Personally, I find it admirable to know yourself and live your life accordingly, to follow your instincts to happiness irrespective of how society expects you to act.

Gra Murdoch's picture
Gra Murdoch's picture
Gra Murdoch commented Wednesday, 10 Jun 2020 at 9:23am

I guess the flick serves as a great launching point for pondering. IMO it's a little from column A and a little from column B. I'd speculate that the more remote you find yourself, the more time you'll have to spend with the source of your initial discontent – your own mind – so the more work ya gotta do. Maybe there's no 'escape' as such after all? (I think I'm projecting here haha) Far out – I remember as a lil tacker watching Storm Boy and thinking I'd give anything to live in that shack in the dunes...

Blowin's picture
Blowin's picture
Blowin commented Wednesday, 10 Jun 2020 at 9:49am

Gra....appreciate your opinion is skewed by personal perspective, but the assumption that the problem is internal within crew who don’t want to live amongst crowds or cities or a standard conformist existence is a bit presumptuous.

I can completely understand their thinking. My issue isn’t internal ....I find myself completely at ease when surrounded by nature and away from the madding crowd. Reintroduce masses of humans and concrete infrastructure and my unhappiness returns.

Gra Murdoch's picture
Gra Murdoch's picture
Gra Murdoch commented Wednesday, 10 Jun 2020 at 9:56am

Yeah I agree mate. I guess what I was clumsily trying to express is that our minds are the only thing we really have: it's always our reaction to the thing – rather than the thing itself – that determines our current state of mind.

freeride76's picture
freeride76's picture
freeride76 commented Wednesday, 10 Jun 2020 at 8:28am

fair point.

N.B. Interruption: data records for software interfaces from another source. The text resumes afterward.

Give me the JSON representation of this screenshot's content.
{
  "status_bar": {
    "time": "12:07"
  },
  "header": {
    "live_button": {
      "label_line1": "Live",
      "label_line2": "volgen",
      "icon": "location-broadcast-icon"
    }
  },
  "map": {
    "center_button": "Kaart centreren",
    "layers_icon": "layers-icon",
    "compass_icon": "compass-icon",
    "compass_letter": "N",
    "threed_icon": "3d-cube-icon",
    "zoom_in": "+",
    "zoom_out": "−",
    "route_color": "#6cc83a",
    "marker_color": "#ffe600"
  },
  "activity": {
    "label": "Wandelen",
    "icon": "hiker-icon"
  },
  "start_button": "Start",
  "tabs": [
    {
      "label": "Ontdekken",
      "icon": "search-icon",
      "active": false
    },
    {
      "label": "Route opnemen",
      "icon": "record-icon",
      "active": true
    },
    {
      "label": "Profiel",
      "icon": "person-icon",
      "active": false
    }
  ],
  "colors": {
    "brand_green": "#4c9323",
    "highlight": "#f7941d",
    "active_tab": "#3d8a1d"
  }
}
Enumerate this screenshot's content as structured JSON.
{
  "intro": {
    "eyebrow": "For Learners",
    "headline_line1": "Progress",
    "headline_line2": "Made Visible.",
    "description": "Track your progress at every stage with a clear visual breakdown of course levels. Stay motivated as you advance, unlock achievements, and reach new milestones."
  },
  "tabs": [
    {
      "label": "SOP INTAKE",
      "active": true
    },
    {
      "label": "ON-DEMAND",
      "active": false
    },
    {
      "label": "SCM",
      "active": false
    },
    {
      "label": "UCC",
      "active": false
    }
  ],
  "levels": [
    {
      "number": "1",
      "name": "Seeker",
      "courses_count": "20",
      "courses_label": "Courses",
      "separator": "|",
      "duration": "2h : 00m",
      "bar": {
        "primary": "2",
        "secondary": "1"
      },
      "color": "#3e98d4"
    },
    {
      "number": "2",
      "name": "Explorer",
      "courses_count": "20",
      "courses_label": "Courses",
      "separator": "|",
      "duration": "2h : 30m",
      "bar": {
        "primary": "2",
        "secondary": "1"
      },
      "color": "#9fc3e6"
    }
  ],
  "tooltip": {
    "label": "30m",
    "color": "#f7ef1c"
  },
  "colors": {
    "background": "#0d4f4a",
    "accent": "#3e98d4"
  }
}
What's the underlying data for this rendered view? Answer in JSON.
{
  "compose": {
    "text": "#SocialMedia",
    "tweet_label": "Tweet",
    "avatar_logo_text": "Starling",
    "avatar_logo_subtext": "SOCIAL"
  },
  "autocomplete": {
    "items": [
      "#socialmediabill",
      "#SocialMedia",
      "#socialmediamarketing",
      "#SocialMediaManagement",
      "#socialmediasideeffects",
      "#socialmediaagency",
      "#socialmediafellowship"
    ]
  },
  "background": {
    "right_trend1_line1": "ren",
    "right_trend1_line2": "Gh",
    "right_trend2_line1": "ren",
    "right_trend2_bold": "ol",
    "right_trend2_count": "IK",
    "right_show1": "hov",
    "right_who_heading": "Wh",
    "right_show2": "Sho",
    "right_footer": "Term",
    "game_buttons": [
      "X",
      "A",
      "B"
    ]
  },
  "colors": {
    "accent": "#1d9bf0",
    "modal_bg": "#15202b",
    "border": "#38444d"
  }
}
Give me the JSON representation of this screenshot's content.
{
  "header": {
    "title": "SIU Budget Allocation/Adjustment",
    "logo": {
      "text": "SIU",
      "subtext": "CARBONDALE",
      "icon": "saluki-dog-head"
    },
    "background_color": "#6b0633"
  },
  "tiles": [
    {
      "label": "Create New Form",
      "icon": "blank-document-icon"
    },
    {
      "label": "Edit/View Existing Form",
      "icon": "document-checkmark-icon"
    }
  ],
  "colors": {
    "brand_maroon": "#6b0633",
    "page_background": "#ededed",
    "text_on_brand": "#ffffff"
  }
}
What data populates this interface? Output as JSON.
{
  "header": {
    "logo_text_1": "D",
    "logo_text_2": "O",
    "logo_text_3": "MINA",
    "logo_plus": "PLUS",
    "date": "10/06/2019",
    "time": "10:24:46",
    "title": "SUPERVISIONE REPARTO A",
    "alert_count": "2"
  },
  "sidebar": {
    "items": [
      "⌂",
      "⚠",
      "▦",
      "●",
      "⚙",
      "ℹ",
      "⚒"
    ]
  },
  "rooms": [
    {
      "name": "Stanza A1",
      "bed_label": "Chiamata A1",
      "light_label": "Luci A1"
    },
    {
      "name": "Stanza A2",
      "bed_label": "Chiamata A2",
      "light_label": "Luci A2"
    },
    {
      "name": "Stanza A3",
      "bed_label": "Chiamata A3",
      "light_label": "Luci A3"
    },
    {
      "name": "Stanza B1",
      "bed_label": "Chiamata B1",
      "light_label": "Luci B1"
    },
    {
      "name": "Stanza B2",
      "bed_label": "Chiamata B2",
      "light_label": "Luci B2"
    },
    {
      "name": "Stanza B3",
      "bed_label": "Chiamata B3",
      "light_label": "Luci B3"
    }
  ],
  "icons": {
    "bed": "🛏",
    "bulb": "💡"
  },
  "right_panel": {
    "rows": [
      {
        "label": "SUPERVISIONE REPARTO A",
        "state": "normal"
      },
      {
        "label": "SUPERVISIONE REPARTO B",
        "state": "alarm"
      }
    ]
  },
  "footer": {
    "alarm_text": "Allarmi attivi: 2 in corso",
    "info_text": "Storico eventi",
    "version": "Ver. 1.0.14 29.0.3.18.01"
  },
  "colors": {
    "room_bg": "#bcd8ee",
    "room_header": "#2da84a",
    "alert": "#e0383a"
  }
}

goofyfoot's picture
goofyfoot's picture
goofyfoot commented Wednesday, 10 Jun 2020 at 9:59am

Maybe Stu could see if Camels interested in an interview to talk about the things Billy’s comment raised